Oh, and she needs to do it fast because this upcoming draft and free agency will be huge for the Lakers and their chance to win a ring in LeBron’s window.

2) Dwyane Wade, Dirk Nowitzki each receive touching tributes in their final home games — then each of them drops 30. Dwyane Wade and Dirk Nowitzki both are more than just future Hall of Famers who had great careers. Both became the face of a franchise and led their respective teams to titles.

Both are retiring next season and both received an emotional sendoff from their hometown fans Tuesday night.

Then both went out and dropped 30 points.

Wade’s family was with him on the court in Miami, watching touching — if a bit too sponsor driven — tributes. However, the Heat were still playing for something, the game mattered, and Wade was not going to leave on a loss — he had 30 points to help the Heat past the 76ers. (Miami was still eliminated from the playoffs because both Detroit and Charlotte won.)

Nowitzki went into the night never having officially said he was retiring, even though everyone knew it was coming and his final season had basically been a farewell tour. Tuesday, in front of the Dallas fans, he said this was it, he was walking away.

Then Nowitzki dropped 30 points and had 8 rebounds to lead a Mavericks win against Phoenix (despite 51 from the ageless Jamal Crawford for the Suns).

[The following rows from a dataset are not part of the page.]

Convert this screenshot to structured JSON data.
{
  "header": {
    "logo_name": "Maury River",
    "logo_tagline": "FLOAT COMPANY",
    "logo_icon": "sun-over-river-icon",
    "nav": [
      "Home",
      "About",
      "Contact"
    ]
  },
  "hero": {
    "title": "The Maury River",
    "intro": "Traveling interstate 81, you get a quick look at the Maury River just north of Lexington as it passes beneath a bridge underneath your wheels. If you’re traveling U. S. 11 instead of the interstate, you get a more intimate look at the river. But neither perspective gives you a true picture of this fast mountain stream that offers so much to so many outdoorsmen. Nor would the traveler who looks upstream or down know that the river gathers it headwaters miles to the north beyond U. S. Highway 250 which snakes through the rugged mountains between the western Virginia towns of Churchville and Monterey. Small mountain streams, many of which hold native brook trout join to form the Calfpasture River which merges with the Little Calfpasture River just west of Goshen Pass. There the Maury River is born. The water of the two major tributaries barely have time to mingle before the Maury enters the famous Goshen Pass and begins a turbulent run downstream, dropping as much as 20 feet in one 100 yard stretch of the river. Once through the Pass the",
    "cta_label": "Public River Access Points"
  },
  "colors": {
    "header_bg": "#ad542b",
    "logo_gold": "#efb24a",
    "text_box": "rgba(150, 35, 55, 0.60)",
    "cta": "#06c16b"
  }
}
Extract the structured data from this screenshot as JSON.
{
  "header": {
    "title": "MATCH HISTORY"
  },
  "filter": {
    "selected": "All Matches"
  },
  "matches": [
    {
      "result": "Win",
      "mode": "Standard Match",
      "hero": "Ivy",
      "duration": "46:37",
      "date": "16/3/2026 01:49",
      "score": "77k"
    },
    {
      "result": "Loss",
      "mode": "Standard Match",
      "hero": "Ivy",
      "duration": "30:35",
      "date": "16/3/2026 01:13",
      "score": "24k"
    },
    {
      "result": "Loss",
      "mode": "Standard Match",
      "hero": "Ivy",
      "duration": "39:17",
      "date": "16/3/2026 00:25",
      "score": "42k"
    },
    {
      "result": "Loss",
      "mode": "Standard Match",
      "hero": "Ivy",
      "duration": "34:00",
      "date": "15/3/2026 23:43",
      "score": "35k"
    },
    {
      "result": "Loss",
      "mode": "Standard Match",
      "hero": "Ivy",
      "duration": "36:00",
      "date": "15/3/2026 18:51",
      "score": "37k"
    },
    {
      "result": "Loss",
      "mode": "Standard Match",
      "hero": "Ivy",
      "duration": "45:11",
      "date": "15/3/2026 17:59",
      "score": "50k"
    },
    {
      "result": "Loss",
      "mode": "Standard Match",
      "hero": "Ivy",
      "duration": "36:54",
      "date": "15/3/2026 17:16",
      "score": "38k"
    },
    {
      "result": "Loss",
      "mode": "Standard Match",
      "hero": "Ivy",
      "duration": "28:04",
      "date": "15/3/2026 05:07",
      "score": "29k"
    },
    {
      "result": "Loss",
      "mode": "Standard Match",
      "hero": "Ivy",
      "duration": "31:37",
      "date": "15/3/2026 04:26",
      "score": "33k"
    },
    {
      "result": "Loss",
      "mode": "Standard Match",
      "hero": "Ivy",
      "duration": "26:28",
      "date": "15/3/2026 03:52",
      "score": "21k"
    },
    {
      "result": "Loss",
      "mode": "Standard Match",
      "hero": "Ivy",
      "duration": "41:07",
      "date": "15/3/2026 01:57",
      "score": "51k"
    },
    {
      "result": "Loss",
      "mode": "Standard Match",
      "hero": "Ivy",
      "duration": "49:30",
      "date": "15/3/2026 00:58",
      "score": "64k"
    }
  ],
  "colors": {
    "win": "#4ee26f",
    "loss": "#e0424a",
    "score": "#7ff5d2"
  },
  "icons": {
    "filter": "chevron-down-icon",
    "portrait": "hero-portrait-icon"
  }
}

Dallas is well positioned for the future with Luka Doncic and Kristaps Porzingis, but it’s just not going to be the same without Nowitzki.

3) One playoff spot and seven playoff matchups still to be decided on the final night of the NBA season. This weekend, the Indiana Pacers will travel to Boston to open the first-round playoff series between those teams.

That’s all we know. Not one other matchup. We don’t know all the playoff teams in the East yet — Detroit and Charlotte are still fighting for the final slot — and the other three series in that conference hang on the outcome of games on Wednesday night.

In the West, we know the eight playoff teams but not one matchup is yet official.

Here is a quick bullet-point rundown of what to watch for Wednesday night.

• If Detroit beats New York, the Pistons are in the playoffs. The Pistons control their own destiny for the final playoff spot in the East.
• If the Pistons lose and the Hornets beat the Magic on Wednesday, then the Hornets are in. (Charlotte has to win or they can book flights to Cabo.)
• There are still eight different scenarios for the 6/7/8 seeds in the East depending on what happens in three games: Miami at Brooklyn, Orlando at Charlotte, Detroit at New York. Brooklyn and Orlando have clinched playoff spots but their seeding is up in the air still.
• The top five seeds in the East are locked in: Milwaukee, Toronto, Philadelphia, Boston, Indiana.
• Denver will finish with the No. 2 seed with a win at home against the Timberwolves. A Nuggets loss and a Rockets means Houston is the two seed, Denver the three seed.
• Denver tried to manipulate the playoff standings over the weekend, and it may work. Denver rested key players against Portland and lost to them in a not-so-subtle attempt to give Portland a boost to the three seed. If Portland can win at home Wednesday against Sacramento it ties Houston for the season, and the Trail Blazers have the tiebreaker, meaning Portland is the three seed (and the team Denver would see in the second round). Houston would then fall to the four seed and the Warriors side of the bracket.
• There are eight different scenarios of how the 6/7/8 seeds can still play out in the West.
• If Oklahoma City can beat Milwaukee Wednesday it will be the six seed in the West. Lose and they can fall to 7/8.
• San Antonio can be the six seed with a win Wednesday and an OKC loss. However, if the Spurs lose while the Thunder and Clippers both win, then San Antonio drops to 8. Nobody wants the eight seed and the Warriors in the first round.